▶ _Required work_:
Pictures aside, output each record exactly.

Website and app data records:

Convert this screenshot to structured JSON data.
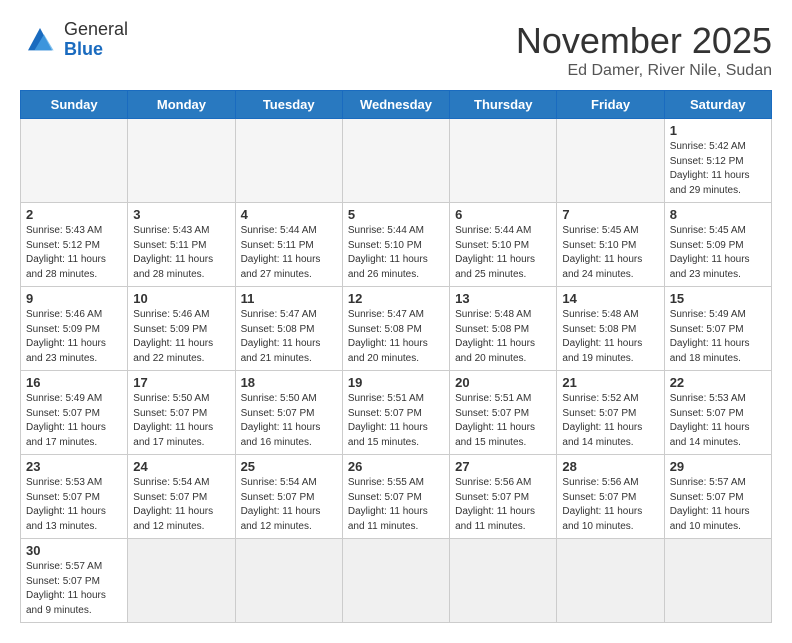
{
  "logo": {
    "text_general": "General",
    "text_blue": "Blue"
  },
  "header": {
    "month": "November 2025",
    "location": "Ed Damer, River Nile, Sudan"
  },
  "days_of_week": [
    "Sunday",
    "Monday",
    "Tuesday",
    "Wednesday",
    "Thursday",
    "Friday",
    "Saturday"
  ],
  "weeks": [
    [
      {
        "day": "",
        "info": ""
      },
      {
        "day": "",
        "info": ""
      },
      {
        "day": "",
        "info": ""
      },
      {
        "day": "",
        "info": ""
      },
      {
        "day": "",
        "info": ""
      },
      {
        "day": "",
        "info": ""
      },
      {
        "day": "1",
        "info": "Sunrise: 5:42 AM\nSunset: 5:12 PM\nDaylight: 11 hours\nand 29 minutes."
      }
    ],
    [
      {
        "day": "2",
        "info": "Sunrise: 5:43 AM\nSunset: 5:12 PM\nDaylight: 11 hours\nand 28 minutes."
      },
      {
        "day": "3",
        "info": "Sunrise: 5:43 AM\nSunset: 5:11 PM\nDaylight: 11 hours\nand 28 minutes."
      },
      {
        "day": "4",
        "info": "Sunrise: 5:44 AM\nSunset: 5:11 PM\nDaylight: 11 hours\nand 27 minutes."
      },
      {
        "day": "5",
        "info": "Sunrise: 5:44 AM\nSunset: 5:10 PM\nDaylight: 11 hours\nand 26 minutes."
      },
      {
        "day": "6",
        "info": "Sunrise: 5:44 AM\nSunset: 5:10 PM\nDaylight: 11 hours\nand 25 minutes."
      },
      {
        "day": "7",
        "info": "Sunrise: 5:45 AM\nSunset: 5:10 PM\nDaylight: 11 hours\nand 24 minutes."
      },
      {
        "day": "8",
        "info": "Sunrise: 5:45 AM\nSunset: 5:09 PM\nDaylight: 11 hours\nand 23 minutes."
      }
    ],
    [
      {
        "day": "9",
        "info": "Sunrise: 5:46 AM\nSunset: 5:09 PM\nDaylight: 11 hours\nand 23 minutes."
      },
      {
        "day": "10",
        "info": "Sunrise: 5:46 AM\nSunset: 5:09 PM\nDaylight: 11 hours\nand 22 minutes."
      },
      {
        "day": "11",
        "info": "Sunrise: 5:47 AM\nSunset: 5:08 PM\nDaylight: 11 hours\nand 21 minutes."
      },
      {
        "day": "12",
        "info": "Sunrise: 5:47 AM\nSunset: 5:08 PM\nDaylight: 11 hours\nand 20 minutes."
      },
      {
        "day": "13",
        "info": "Sunrise: 5:48 AM\nSunset: 5:08 PM\nDaylight: 11 hours\nand 20 minutes."
      },
      {
        "day": "14",
        "info": "Sunrise: 5:48 AM\nSunset: 5:08 PM\nDaylight: 11 hours\nand 19 minutes."
      },
      {
        "day": "15",
        "info": "Sunrise: 5:49 AM\nSunset: 5:07 PM\nDaylight: 11 hours\nand 18 minutes."
      }
    ],
    [
      {
        "day": "16",
        "info": "Sunrise: 5:49 AM\nSunset: 5:07 PM\nDaylight: 11 hours\nand 17 minutes."
      },
      {
        "day": "17",
        "info": "Sunrise: 5:50 AM\nSunset: 5:07 PM\nDaylight: 11 hours\nand 17 minutes."
      },
      {
        "day": "18",
        "info": "Sunrise: 5:50 AM\nSunset: 5:07 PM\nDaylight: 11 hours\nand 16 minutes."
      },
      {
        "day": "19",
        "info": "Sunrise: 5:51 AM\nSunset: 5:07 PM\nDaylight: 11 hours\nand 15 minutes."
      },
      {
        "day": "20",
        "info": "Sunrise: 5:51 AM\nSunset: 5:07 PM\nDaylight: 11 hours\nand 15 minutes."
      },
      {
        "day": "21",
        "info": "Sunrise: 5:52 AM\nSunset: 5:07 PM\nDaylight: 11 hours\nand 14 minutes."
      },
      {
        "day": "22",
        "info": "Sunrise: 5:53 AM\nSunset: 5:07 PM\nDaylight: 11 hours\nand 14 minutes."
      }
    ],
    [
      {
        "day": "23",
        "info": "Sunrise: 5:53 AM\nSunset: 5:07 PM\nDaylight: 11 hours\nand 13 minutes."
      },
      {
        "day": "24",
        "info": "Sunrise: 5:54 AM\nSunset: 5:07 PM\nDaylight: 11 hours\nand 12 minutes."
      },
      {
        "day": "25",
        "info": "Sunrise: 5:54 AM\nSunset: 5:07 PM\nDaylight: 11 hours\nand 12 minutes."
      },
      {
        "day": "26",
        "info": "Sunrise: 5:55 AM\nSunset: 5:07 PM\nDaylight: 11 hours\nand 11 minutes."
      },
      {
        "day": "27",
        "info": "Sunrise: 5:56 AM\nSunset: 5:07 PM\nDaylight: 11 hours\nand 11 minutes."
      },
      {
        "day": "28",
        "info": "Sunrise: 5:56 AM\nSunset: 5:07 PM\nDaylight: 11 hours\nand 10 minutes."
      },
      {
        "day": "29",
        "info": "Sunrise: 5:57 AM\nSunset: 5:07 PM\nDaylight: 11 hours\nand 10 minutes."
      }
    ],
    [
      {
        "day": "30",
        "info": "Sunrise: 5:57 AM\nSunset: 5:07 PM\nDaylight: 11 hours\nand 9 minutes."
      },
      {
        "day": "",
        "info": ""
      },
      {
        "day": "",
        "info": ""
      },
      {
        "day": "",
        "info": ""
      },
      {
        "day": "",
        "info": ""
      },
      {
        "day": "",
        "info": ""
      },
      {
        "day": "",
        "info": ""
      }
    ]
  ]
}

▶ _Your response_:
Convert this screenshot to structured JSON data.
{
  "logo": {
    "text_general": "General",
    "text_blue": "Blue"
  },
  "header": {
    "month": "November 2025",
    "location": "Ed Damer, River Nile, Sudan"
  },
  "days_of_week": [
    "Sunday",
    "Monday",
    "Tuesday",
    "Wednesday",
    "Thursday",
    "Friday",
    "Saturday"
  ],
  "weeks": [
    [
      {
        "day": "",
        "info": ""
      },
      {
        "day": "",
        "info": ""
      },
      {
        "day": "",
        "info": ""
      },
      {
        "day": "",
        "info": ""
      },
      {
        "day": "",
        "info": ""
      },
      {
        "day": "",
        "info": ""
      },
      {
        "day": "1",
        "info": "Sunrise: 5:42 AM\nSunset: 5:12 PM\nDaylight: 11 hours\nand 29 minutes."
      }
    ],
    [
      {
        "day": "2",
        "info": "Sunrise: 5:43 AM\nSunset: 5:12 PM\nDaylight: 11 hours\nand 28 minutes."
      },
      {
        "day": "3",
        "info": "Sunrise: 5:43 AM\nSunset: 5:11 PM\nDaylight: 11 hours\nand 28 minutes."
      },
      {
        "day": "4",
        "info": "Sunrise: 5:44 AM\nSunset: 5:11 PM\nDaylight: 11 hours\nand 27 minutes."
      },
      {
        "day": "5",
        "info": "Sunrise: 5:44 AM\nSunset: 5:10 PM\nDaylight: 11 hours\nand 26 minutes."
      },
      {
        "day": "6",
        "info": "Sunrise: 5:44 AM\nSunset: 5:10 PM\nDaylight: 11 hours\nand 25 minutes."
      },
      {
        "day": "7",
        "info": "Sunrise: 5:45 AM\nSunset: 5:10 PM\nDaylight: 11 hours\nand 24 minutes."
      },
      {
        "day": "8",
        "info": "Sunrise: 5:45 AM\nSunset: 5:09 PM\nDaylight: 11 hours\nand 23 minutes."
      }
    ],
    [
      {
        "day": "9",
        "info": "Sunrise: 5:46 AM\nSunset: 5:09 PM\nDaylight: 11 hours\nand 23 minutes."
      },
      {
        "day": "10",
        "info": "Sunrise: 5:46 AM\nSunset: 5:09 PM\nDaylight: 11 hours\nand 22 minutes."
      },
      {
        "day": "11",
        "info": "Sunrise: 5:47 AM\nSunset: 5:08 PM\nDaylight: 11 hours\nand 21 minutes."
      },
      {
        "day": "12",
        "info": "Sunrise: 5:47 AM\nSunset: 5:08 PM\nDaylight: 11 hours\nand 20 minutes."
      },
      {
        "day": "13",
        "info": "Sunrise: 5:48 AM\nSunset: 5:08 PM\nDaylight: 11 hours\nand 20 minutes."
      },
      {
        "day": "14",
        "info": "Sunrise: 5:48 AM\nSunset: 5:08 PM\nDaylight: 11 hours\nand 19 minutes."
      },
      {
        "day": "15",
        "info": "Sunrise: 5:49 AM\nSunset: 5:07 PM\nDaylight: 11 hours\nand 18 minutes."
      }
    ],
    [
      {
        "day": "16",
        "info": "Sunrise: 5:49 AM\nSunset: 5:07 PM\nDaylight: 11 hours\nand 17 minutes."
      },
      {
        "day": "17",
        "info": "Sunrise: 5:50 AM\nSunset: 5:07 PM\nDaylight: 11 hours\nand 17 minutes."
      },
      {
        "day": "18",
        "info": "Sunrise: 5:50 AM\nSunset: 5:07 PM\nDaylight: 11 hours\nand 16 minutes."
      },
      {
        "day": "19",
        "info": "Sunrise: 5:51 AM\nSunset: 5:07 PM\nDaylight: 11 hours\nand 15 minutes."
      },
      {
        "day": "20",
        "info": "Sunrise: 5:51 AM\nSunset: 5:07 PM\nDaylight: 11 hours\nand 15 minutes."
      },
      {
        "day": "21",
        "info": "Sunrise: 5:52 AM\nSunset: 5:07 PM\nDaylight: 11 hours\nand 14 minutes."
      },
      {
        "day": "22",
        "info": "Sunrise: 5:53 AM\nSunset: 5:07 PM\nDaylight: 11 hours\nand 14 minutes."
      }
    ],
    [
      {
        "day": "23",
        "info": "Sunrise: 5:53 AM\nSunset: 5:07 PM\nDaylight: 11 hours\nand 13 minutes."
      },
      {
        "day": "24",
        "info": "Sunrise: 5:54 AM\nSunset: 5:07 PM\nDaylight: 11 hours\nand 12 minutes."
      },
      {
        "day": "25",
        "info": "Sunrise: 5:54 AM\nSunset: 5:07 PM\nDaylight: 11 hours\nand 12 minutes."
      },
      {
        "day": "26",
        "info": "Sunrise: 5:55 AM\nSunset: 5:07 PM\nDaylight: 11 hours\nand 11 minutes."
      },
      {
        "day": "27",
        "info": "Sunrise: 5:56 AM\nSunset: 5:07 PM\nDaylight: 11 hours\nand 11 minutes."
      },
      {
        "day": "28",
        "info": "Sunrise: 5:56 AM\nSunset: 5:07 PM\nDaylight: 11 hours\nand 10 minutes."
      },
      {
        "day": "29",
        "info": "Sunrise: 5:57 AM\nSunset: 5:07 PM\nDaylight: 11 hours\nand 10 minutes."
      }
    ],
    [
      {
        "day": "30",
        "info": "Sunrise: 5:57 AM\nSunset: 5:07 PM\nDaylight: 11 hours\nand 9 minutes."
      },
      {
        "day": "",
        "info": ""
      },
      {
        "day": "",
        "info": ""
      },
      {
        "day": "",
        "info": ""
      },
      {
        "day": "",
        "info": ""
      },
      {
        "day": "",
        "info": ""
      },
      {
        "day": "",
        "info": ""
      }
    ]
  ]
}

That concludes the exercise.